    I would like suggest that the hexagon shapes we see on Saturn is more simple than we realise, magnetism has a centripetal vortex which pulls matter closer together, the tightest formation under pressure results in packing atoms into hexagonal close packing or geometric placements, around a single point, this create hexagons in the geology or atmosphere of the planets with a strong enough magnetic core. All planets have hexagons in their north poles geology as can be seen with the naked eye on all of nasas photos (just look for them). Find a facebook page called electric field lines to see what I mean. Ken wheelers book, ‘uncovering the secrets of magnetism’ explains all we need to figure out what’s going on in all of nature. The centripetal and fugal forces interact along the hexagonal line to strongest pushing more on the hexagons inner area.

  • mark slater

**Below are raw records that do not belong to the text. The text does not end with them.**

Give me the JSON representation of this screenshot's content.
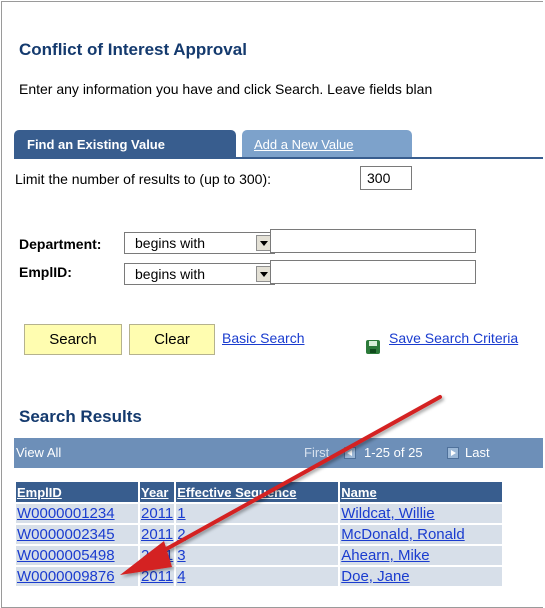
{
  "page": {
    "title": "Conflict of Interest Approval",
    "instructions": "Enter any information you have and click Search. Leave fields blan"
  },
  "tabs": [
    {
      "label": "Find an Existing Value"
    },
    {
      "label": "Add a New Value"
    }
  ],
  "limit": {
    "label": "Limit the number of results to (up to 300):",
    "value": "300"
  },
  "fields": [
    {
      "label": "Department:",
      "operator": "begins with",
      "value": ""
    },
    {
      "label": "EmplID:",
      "operator": "begins with",
      "value": ""
    }
  ],
  "buttons": {
    "search": "Search",
    "clear": "Clear",
    "basic_search": "Basic Search",
    "save_criteria": "Save Search Criteria"
  },
  "results": {
    "title": "Search Results",
    "view_all": "View All",
    "first": "First",
    "range": "1-25 of 25",
    "last": "Last",
    "columns": [
      "EmplID",
      "Year",
      "Effective Sequence",
      "Name"
    ],
    "rows": [
      [
        "W0000001234",
        "2011",
        "1",
        "Wildcat, Willie"
      ],
      [
        "W0000002345",
        "2011",
        "2",
        "McDonald, Ronald"
      ],
      [
        "W0000005498",
        "2011",
        "3",
        "Ahearn, Mike"
      ],
      [
        "W0000009876",
        "2011",
        "4",
        "Doe, Jane"
      ]
    ]
  },
  "colors": {
    "title": "#143a6e",
    "tab_active": "#385d8e",
    "tab_inactive": "#7da2cb",
    "button": "#fffdb0",
    "link": "#1a3ccf",
    "annotation_arrow": "#d42020"
  }
}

    I would like suggest that the hexagon shapes we see atop Saturn is more simple than we realise, magnetism has a centripetal vortex which pulls matter closer together, the tightest formation under pressure results in packing atoms into hexagonal close packing or geometric placements, around a single point, this create hexagons in the geology or atmosphere of the planets with a strong enough magnetic core. All planets have hexagons in their north poles geology as can be seen with the naked eye on all of nasas photos (just look for them). Find a facebook page called electric field lines to see what I mean. Ken wheelers book, ‘uncovering the secrets of magnetism’ explains all we need to figure out what’s going on in all of nature, cosmology